Couple of other important things.
The phrenic nerve is quite important.
They can ask you coarse, relations, root value.
Root value of phrenic is C3, C4, C5. Similar
to the brachial plexus I said, it comes out
laterally, then where does it go? In terms
of relations. Any ideas in terms of
relation to scalene muscle, in relation to
Anterior to the scalene muscle.
It’s anterior to the scalene muscle, so
this is one question they ask, anterior to
the scalene and it’s anterior to subclavian
artery. It’s anterior to the subclavian
but posterior to the subclavian vein. So in
the neck, the phrenic nerve, just remember
this way: phrenic is quite lateral and vagus
is very medial, vagus is towards the midline.
Vagus is very much close to midline.
Phrenic is quite lateral, so phrenic is overlying
the scalenius anterior muscle. That’s
the scalene, that's scalenius anterior.
So this is your scalene, that’s
the subclavian artery, so subclavian, that’s
your right side, you’re looking from there,

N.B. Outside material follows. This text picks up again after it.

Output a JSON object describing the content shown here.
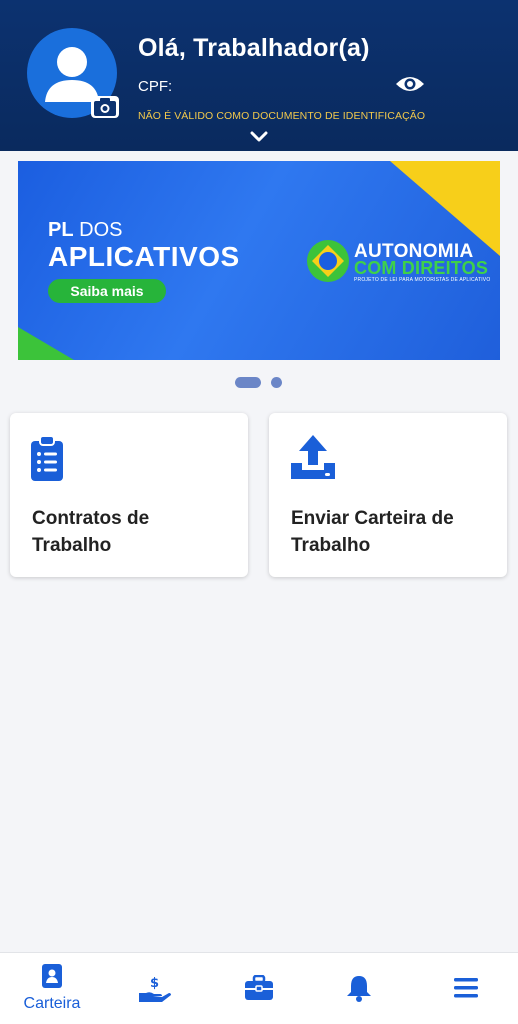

scalenius anterior, scalenius medius, subclavian
artery. And your subclavian vein is in front
of artery. And phrenic nerve is lying
here or in front of the subclavian artery,
in front of the scalenus anterior. Then
the phrenic nerve comes, arches over, it lies
on the heart. Then you have the right phrenic
and the left phrenic. Right phrenic accompanies
Inferior vena cava.
Inferior vena cava. The right phrenic accompanies
inferior vena cava, pierces the diaphragm
at the level of T8.
That is your inferior vena cava and the right
phrenic. The left phrenic nerve has got its
own hiatus in the diaphragm, so it’s got
its own hiatus and supplies the diaphragm.
So that’s all you need to remember about
phrenic. So, you know the questions we have
seen are always rehashed: root values asked,
what’s the relation to the subclavian artery,
what’s the relation to the scalene muscle
and how does the right and the left go.
This is what they can ask you. Vagus?
The hiatus of the vena cava T10? Not T8?
No no, vena cava is T8, esophagus is T10 and
aorta is T12.
Vagus. Vagus is the 10th cranial nerve, comes out through
the jugular foramen, lies within the carotid